If Brexit were a zero-sum game of winners and losers, the EU might indeed rejoice at its opponent’s weakness. The opposite is in fact true. Brussels has never stood to gain anything from a Britain on its knees. The UK remains a key trade and security partner, and impacts significantly on the fortunes of one EU state in particular, Ireland. A strong Britain thus serves the EU’s interests, and so does a strong British prime minister. While the EU is negotiating with the British state and not an individual, and moreover does not care about that individual’s parliamentary majority, European leaders do need her to be strong enough to negotiate a deal with them, convince parliament and the public to support it, and then implement it. The EU can already win the concessions it wants without deliberately weakening the British government, and certainly has no interest in the ultimate sign of British collapse: a cliff-edge Brexit.
“Not even Winston Churchill could lead Britain to a ‘victorious’ Brexit: the world’s greatest card player cannot play without any cards”

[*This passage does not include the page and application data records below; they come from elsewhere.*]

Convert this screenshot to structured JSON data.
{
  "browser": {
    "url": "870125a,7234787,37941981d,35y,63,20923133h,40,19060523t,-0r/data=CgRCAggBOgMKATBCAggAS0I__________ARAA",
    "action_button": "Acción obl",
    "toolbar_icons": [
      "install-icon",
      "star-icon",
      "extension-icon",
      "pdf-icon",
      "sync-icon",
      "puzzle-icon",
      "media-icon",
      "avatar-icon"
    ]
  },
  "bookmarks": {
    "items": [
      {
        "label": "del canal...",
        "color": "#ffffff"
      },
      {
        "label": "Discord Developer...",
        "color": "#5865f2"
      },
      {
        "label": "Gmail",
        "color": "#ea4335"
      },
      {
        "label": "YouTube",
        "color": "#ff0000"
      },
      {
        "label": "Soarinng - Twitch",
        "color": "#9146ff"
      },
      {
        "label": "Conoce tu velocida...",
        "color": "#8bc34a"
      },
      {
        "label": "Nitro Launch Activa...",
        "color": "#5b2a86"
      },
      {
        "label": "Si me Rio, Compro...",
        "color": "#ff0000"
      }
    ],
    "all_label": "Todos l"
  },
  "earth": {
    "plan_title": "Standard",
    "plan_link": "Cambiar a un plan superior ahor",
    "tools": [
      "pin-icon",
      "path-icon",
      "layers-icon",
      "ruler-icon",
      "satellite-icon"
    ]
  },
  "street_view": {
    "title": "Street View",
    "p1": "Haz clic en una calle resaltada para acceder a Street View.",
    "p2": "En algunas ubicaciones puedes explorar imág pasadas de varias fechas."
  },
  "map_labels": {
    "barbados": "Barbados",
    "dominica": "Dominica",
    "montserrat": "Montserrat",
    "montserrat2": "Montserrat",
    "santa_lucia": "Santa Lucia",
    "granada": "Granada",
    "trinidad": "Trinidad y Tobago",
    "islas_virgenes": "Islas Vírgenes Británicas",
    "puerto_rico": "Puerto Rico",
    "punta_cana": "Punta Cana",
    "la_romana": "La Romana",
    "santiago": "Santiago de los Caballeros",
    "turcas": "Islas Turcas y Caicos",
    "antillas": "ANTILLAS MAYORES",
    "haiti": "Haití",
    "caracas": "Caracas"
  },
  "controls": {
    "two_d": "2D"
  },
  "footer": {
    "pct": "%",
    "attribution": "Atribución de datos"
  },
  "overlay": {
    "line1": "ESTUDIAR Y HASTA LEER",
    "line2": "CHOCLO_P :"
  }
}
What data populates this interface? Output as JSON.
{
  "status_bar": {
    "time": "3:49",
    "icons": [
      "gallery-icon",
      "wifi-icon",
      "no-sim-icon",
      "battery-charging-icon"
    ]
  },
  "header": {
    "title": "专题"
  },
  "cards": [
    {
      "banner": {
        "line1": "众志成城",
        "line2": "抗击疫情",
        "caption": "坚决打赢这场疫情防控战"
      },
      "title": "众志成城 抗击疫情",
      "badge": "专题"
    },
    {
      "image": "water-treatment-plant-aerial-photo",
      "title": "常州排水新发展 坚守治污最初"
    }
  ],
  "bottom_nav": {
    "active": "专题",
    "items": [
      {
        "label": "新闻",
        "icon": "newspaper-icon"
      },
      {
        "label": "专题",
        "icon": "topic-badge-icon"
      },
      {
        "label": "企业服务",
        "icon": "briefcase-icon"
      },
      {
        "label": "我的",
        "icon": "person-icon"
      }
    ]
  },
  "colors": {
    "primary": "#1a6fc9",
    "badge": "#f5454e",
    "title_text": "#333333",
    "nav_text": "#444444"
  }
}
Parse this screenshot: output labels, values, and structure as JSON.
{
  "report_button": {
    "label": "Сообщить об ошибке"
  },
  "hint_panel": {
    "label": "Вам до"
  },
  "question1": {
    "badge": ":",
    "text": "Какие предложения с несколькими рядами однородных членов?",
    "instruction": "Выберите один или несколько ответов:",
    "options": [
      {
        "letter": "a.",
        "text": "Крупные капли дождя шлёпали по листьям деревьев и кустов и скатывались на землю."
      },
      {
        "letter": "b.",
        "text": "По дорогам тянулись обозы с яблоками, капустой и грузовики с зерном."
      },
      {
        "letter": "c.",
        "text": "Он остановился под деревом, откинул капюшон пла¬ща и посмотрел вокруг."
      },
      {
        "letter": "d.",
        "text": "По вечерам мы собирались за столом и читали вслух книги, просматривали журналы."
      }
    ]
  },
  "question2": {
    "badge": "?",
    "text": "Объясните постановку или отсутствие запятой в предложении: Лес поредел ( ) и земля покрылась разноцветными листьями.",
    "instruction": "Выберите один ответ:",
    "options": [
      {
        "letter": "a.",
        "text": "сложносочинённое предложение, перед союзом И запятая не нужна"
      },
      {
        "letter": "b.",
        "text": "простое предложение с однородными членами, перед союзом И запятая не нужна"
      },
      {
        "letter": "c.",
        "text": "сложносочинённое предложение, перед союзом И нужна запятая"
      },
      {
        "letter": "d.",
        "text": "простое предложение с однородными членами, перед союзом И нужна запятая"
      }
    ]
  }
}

Theresa May’s own position is so fragile that EU leaders have no desire to inflict further damage. This is partly motivated by sympathy, although Brussels has long noted the prime minister’s propensity for self-sabotage. May, after all, still refuses to abandon her unsquarable circles and make the necessary concessions on money and citizens’ rights, and the EU cannot help her if she will not help herself. Many EU leaders also wish to avoid the spectre of a Boris Johnson premiership, because they viscerally dislike and distrust him and know he will greatly increase the likelihood of disaster.
The truths of Britain’s position are unpalatable because they go against so much received wisdom in our media and government: that Britain will flourish in any circumstances; that Britain is stronger than its neighbours; and that strong leadership can rescue us. As Brexit dismantles European integration, it may also bring down some national myths along the way.
As for the fanciful notion that the EU wishes to weaken or defeat us, we must only resort to common sense. Brussels has no interest in throwing Britain (or for that matter the Conservative Party) off the cliff unless it insists on jumping. In this new era of bellicose rhetoric, it is worth remembering that throughout this process, our greatest enemy has not been the EU, but ourselves.